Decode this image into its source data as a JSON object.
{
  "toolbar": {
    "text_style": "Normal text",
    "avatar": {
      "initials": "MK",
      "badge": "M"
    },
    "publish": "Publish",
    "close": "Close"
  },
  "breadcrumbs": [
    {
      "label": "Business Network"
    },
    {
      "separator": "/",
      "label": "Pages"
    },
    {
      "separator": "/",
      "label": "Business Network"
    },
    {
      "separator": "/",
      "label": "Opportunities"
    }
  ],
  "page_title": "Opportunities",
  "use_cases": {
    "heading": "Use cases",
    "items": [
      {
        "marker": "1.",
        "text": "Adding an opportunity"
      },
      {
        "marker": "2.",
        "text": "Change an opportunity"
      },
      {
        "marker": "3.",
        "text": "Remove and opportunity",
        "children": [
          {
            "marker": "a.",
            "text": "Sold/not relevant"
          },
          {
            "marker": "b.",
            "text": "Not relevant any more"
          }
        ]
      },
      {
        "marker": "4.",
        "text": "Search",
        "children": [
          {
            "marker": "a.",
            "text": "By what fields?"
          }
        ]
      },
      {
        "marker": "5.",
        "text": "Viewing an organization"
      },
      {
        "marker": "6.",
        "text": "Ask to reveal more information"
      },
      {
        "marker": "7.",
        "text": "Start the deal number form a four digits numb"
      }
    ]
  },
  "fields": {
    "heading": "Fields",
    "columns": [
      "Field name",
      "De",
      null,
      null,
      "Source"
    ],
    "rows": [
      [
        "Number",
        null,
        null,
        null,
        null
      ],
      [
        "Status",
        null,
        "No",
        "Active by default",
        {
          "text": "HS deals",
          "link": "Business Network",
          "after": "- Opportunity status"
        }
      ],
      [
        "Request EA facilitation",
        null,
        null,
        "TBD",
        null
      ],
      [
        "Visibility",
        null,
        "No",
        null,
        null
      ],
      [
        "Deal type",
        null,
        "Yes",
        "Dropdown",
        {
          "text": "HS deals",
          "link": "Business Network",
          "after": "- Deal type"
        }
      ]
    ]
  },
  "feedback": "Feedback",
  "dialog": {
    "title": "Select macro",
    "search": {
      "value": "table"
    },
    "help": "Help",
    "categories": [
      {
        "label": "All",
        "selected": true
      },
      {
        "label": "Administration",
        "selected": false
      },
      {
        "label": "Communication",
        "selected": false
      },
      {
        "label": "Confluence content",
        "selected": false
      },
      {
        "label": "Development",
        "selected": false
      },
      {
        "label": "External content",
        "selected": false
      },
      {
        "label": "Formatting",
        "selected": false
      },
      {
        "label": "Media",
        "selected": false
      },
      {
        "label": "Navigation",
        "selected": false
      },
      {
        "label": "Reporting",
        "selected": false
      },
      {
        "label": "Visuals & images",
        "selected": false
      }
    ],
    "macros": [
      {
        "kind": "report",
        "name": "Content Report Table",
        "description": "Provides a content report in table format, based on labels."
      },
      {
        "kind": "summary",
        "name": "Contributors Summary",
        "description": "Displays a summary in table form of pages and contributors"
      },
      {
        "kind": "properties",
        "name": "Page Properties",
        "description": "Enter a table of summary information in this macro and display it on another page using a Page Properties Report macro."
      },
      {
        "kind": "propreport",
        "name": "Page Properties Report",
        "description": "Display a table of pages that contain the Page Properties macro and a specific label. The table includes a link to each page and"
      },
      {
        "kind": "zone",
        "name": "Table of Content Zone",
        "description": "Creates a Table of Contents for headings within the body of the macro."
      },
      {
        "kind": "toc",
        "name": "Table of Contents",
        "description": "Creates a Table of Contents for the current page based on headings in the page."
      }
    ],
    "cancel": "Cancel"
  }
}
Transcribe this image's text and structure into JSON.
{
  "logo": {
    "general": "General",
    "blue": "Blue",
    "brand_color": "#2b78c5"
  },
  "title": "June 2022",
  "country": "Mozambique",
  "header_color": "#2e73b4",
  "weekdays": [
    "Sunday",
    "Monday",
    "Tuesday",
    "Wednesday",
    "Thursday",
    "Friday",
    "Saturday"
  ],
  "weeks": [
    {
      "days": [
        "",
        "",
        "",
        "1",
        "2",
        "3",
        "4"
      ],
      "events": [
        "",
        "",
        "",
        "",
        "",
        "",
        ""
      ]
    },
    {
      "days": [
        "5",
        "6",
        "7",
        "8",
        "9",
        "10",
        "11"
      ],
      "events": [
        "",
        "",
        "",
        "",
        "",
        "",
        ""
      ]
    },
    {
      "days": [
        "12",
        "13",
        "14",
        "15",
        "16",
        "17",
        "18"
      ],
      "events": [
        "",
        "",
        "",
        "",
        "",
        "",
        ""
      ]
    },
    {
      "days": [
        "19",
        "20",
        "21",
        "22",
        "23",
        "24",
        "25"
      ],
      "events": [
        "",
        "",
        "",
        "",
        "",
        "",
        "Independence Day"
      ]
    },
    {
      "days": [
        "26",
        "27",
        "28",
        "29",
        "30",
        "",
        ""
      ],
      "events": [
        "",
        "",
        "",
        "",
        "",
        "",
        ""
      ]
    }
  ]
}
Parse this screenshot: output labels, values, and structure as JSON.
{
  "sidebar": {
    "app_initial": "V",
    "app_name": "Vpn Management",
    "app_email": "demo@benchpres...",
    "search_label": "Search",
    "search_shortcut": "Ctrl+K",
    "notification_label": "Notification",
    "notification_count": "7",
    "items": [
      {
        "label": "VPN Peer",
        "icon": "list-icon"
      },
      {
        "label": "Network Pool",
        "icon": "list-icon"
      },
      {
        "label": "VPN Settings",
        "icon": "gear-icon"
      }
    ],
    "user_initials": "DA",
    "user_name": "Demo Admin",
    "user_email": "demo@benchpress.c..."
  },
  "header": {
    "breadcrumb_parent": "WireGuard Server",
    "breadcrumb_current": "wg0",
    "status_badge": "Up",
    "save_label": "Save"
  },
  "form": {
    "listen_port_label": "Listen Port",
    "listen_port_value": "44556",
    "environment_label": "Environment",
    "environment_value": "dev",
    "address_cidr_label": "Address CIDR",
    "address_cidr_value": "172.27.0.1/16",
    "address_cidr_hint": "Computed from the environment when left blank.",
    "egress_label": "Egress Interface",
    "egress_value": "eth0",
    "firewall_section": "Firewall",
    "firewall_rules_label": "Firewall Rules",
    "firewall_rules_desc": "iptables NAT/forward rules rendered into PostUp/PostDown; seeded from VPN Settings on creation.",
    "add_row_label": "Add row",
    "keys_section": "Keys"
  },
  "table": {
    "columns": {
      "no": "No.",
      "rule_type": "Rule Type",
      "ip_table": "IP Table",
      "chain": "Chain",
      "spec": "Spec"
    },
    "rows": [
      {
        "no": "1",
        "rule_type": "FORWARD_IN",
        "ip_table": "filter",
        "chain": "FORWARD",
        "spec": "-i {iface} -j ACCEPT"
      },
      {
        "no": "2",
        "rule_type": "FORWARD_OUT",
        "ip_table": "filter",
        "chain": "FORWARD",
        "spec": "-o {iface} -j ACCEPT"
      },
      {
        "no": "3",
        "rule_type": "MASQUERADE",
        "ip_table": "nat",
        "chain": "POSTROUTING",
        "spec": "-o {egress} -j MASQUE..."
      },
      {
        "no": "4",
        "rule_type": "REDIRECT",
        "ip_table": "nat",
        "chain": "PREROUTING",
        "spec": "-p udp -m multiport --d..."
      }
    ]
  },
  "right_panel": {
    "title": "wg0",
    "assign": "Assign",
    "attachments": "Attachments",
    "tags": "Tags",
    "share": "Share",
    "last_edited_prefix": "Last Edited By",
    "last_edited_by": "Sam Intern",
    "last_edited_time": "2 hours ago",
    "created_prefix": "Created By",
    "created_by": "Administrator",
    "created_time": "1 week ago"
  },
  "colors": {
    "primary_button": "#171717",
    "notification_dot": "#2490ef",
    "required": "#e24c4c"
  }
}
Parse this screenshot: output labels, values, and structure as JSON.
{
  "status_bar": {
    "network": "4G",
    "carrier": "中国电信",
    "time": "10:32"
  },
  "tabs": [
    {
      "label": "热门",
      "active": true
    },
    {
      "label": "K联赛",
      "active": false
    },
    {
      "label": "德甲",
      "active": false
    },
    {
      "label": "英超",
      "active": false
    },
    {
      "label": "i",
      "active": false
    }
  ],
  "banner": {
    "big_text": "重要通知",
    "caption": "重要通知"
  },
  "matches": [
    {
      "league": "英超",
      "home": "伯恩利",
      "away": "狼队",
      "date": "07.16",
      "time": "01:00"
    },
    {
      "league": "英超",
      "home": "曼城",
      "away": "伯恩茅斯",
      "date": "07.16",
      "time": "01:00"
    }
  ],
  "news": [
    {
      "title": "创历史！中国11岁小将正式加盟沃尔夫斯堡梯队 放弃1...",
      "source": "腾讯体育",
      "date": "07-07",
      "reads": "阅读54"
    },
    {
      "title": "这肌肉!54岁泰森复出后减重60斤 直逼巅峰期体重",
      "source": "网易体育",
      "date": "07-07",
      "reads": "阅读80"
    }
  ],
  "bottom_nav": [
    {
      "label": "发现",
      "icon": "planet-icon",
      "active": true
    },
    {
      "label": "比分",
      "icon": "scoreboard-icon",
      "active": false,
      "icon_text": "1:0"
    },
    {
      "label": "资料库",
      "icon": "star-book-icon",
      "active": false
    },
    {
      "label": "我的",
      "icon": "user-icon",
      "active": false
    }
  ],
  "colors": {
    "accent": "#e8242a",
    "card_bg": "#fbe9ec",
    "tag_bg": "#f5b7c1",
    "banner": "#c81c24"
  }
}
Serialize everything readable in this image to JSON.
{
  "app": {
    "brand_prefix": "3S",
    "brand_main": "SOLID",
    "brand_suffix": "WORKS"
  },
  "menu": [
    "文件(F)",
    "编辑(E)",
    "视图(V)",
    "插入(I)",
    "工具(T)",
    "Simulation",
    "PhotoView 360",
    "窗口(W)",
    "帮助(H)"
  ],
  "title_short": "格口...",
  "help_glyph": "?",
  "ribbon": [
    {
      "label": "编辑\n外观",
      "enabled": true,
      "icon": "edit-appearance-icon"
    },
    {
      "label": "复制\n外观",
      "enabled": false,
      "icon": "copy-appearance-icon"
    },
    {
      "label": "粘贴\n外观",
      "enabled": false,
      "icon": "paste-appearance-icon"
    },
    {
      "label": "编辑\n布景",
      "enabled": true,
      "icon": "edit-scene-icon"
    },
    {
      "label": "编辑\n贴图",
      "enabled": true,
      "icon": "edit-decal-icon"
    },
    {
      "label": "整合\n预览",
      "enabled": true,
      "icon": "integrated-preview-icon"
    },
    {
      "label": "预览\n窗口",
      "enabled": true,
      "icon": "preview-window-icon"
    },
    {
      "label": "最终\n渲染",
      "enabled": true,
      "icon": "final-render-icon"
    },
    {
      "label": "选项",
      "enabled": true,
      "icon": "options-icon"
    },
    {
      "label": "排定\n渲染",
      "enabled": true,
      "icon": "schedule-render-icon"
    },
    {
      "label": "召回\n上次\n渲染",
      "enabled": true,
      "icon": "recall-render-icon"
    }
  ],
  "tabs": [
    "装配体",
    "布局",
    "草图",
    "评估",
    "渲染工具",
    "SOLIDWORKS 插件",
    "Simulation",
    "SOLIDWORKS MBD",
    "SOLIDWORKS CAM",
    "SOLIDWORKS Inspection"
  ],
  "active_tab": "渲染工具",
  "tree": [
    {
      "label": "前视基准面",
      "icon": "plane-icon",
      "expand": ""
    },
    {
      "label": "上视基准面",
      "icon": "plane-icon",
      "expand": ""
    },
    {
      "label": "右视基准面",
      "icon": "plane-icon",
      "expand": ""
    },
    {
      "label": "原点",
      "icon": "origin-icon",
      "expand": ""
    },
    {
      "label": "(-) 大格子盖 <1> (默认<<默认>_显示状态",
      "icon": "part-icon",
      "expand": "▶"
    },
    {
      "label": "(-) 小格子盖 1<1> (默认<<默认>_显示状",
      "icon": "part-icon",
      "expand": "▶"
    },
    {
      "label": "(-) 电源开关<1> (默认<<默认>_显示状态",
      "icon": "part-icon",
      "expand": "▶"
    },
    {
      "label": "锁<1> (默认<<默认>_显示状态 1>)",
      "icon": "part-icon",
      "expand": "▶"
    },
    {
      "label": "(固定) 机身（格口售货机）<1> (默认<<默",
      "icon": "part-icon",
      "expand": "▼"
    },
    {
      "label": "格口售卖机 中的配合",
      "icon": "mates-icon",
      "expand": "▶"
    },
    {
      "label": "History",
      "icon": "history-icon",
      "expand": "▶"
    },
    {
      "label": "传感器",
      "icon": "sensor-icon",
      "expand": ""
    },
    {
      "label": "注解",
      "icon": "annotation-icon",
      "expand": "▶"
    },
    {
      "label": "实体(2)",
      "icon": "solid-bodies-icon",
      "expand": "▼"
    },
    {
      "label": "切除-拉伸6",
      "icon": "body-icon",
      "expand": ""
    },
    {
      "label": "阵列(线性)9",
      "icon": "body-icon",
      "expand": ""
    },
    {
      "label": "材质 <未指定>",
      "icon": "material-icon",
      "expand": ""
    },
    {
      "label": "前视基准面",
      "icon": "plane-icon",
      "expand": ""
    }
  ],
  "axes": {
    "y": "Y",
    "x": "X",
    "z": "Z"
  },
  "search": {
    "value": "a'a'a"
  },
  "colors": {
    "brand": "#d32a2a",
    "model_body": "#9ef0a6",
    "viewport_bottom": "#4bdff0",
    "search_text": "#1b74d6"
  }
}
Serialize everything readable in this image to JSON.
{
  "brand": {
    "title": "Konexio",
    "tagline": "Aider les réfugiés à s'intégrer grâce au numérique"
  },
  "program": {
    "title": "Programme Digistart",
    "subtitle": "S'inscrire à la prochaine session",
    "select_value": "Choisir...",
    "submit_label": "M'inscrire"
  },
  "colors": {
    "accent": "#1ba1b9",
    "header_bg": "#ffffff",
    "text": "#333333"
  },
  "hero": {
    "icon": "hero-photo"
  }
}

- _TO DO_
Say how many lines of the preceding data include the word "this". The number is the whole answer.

- _SOLUTION TO THE PROBLEM_
7